Flaming Geyser Park in Auburn: A Kid Friendly Hike in the South Sound
Flaming Geyser State Park, located on the Green River near Black Diamond, has over 500 acres of land, including three miles of shoreline along the Green River. This popular day-use park also offers picnic tables, fishing, swimming, trails and even an area for flying model airplanes. A popular natural feature of the area is a bubbling geyser and a flaming geyser. Unfortunately, the underground methane is depleted and the flame usually isn’t lit anymore but the bubbling geyser still bubbles. This easy hike is a fun, beautiful way to see the different features of the park.
Go in the main entrance of the park at 23700 S.E. Flaming Geyser Road Auburn, WA 98092. You do need a Discover Pass to park, there is a station where you can buy a day pass at the entrance. Once you drive in, you will see parking on your left and a sign with “Flaming Geyser” and an arrow pointing right. Turn right and follow the road all the way to the end. Park in the lot (don’t forget to display your Discover Pass) and the trail starts at the far end of the parking lot.
Pass the Steelhead Conditioning pond. The kids might want to check it out, I didn’t see any fish when I was there.
Next you can check out the area that has the Flaming Geyser. We didn’t see any flame, but I’ve heard that there is sometimes a tiny one burning. The flaming and bubbling geysers were both created when coal miners drilling for coal hit pockets of methane. Back then, it is said that the flame shot up 25 feet!
For the bubbling geyser, there is a series of wooden steps to get to the viewing platform. It’s a bit steep– but this will be the only climb in this hike. Once you get to the platform, which is built over Christie’s creek, you will have to watch the water for a few minutes and have some patience, but you will see bubbles coming up. The forest on the way is also beautiful, lots of interesting trees and hanging moss.
The trail narrows and winds through the forest.
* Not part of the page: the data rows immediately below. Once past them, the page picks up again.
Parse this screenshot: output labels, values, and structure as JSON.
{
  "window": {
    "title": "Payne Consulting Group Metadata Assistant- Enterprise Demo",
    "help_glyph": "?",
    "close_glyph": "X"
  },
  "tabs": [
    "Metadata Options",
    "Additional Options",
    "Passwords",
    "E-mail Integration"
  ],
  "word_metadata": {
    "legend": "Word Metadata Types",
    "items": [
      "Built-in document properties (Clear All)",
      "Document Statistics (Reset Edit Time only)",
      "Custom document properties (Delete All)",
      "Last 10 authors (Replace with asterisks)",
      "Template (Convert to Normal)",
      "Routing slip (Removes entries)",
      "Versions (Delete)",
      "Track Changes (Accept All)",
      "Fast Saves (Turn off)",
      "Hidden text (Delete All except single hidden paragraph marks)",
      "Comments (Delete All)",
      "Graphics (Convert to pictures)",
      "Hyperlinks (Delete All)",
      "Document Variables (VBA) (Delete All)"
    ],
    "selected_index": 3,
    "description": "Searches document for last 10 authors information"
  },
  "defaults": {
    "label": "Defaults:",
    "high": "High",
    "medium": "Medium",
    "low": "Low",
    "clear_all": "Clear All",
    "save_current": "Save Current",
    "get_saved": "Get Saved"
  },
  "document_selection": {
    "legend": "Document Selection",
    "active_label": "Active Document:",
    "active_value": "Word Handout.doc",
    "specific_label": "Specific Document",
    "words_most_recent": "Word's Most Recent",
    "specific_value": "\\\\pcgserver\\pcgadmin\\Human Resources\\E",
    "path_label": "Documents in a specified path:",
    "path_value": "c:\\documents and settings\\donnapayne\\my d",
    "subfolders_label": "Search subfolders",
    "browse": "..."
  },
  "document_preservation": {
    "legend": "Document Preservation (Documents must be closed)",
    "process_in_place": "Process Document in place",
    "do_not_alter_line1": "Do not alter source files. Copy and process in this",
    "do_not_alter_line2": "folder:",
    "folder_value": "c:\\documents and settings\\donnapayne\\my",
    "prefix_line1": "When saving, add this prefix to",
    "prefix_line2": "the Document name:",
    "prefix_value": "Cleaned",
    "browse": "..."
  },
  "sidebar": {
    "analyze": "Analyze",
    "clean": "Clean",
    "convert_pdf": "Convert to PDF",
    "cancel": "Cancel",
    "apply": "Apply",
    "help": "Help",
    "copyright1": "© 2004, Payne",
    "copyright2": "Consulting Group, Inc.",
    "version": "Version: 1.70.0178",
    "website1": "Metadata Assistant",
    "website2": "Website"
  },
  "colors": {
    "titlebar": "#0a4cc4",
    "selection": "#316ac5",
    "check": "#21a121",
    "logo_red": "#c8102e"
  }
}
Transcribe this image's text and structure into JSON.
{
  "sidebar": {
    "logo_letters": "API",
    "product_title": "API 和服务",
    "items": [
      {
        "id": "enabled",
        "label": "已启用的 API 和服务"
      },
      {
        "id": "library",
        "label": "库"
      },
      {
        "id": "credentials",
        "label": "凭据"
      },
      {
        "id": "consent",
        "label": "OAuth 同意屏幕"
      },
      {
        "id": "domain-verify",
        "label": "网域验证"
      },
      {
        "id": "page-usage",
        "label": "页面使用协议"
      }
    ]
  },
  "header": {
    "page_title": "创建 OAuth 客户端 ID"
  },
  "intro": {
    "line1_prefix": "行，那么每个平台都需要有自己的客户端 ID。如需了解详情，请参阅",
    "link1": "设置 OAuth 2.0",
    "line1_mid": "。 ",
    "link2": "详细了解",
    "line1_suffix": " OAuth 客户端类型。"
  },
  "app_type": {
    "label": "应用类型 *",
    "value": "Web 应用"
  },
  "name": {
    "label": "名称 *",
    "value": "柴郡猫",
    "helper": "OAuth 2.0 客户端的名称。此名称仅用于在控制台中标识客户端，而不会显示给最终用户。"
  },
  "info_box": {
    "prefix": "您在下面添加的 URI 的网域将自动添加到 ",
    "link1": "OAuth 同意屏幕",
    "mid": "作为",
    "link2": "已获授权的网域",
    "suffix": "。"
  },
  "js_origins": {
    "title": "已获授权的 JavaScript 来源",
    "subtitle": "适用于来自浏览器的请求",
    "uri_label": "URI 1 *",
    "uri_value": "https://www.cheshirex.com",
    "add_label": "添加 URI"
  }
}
You will see some peek-a-boo views of the river along the way. There are several turn offs to get to the river, we turned left at a path that was marked by some big rocks and went down to the riverbank.
After you’ve enjoyed the river view, just make a U-turn and head back the way you came for a 2.5 mile hike.
Once you get back to the bubbling and flaming geyser signs, cross the bridge and hang a right to walk along a paved path by the river with some interpretive signs about the salmon and steelhead trout.
Once you are done, there is lots of open, grassy area for playing, picnic tables, a kid’s play set for climbing and real bathrooms!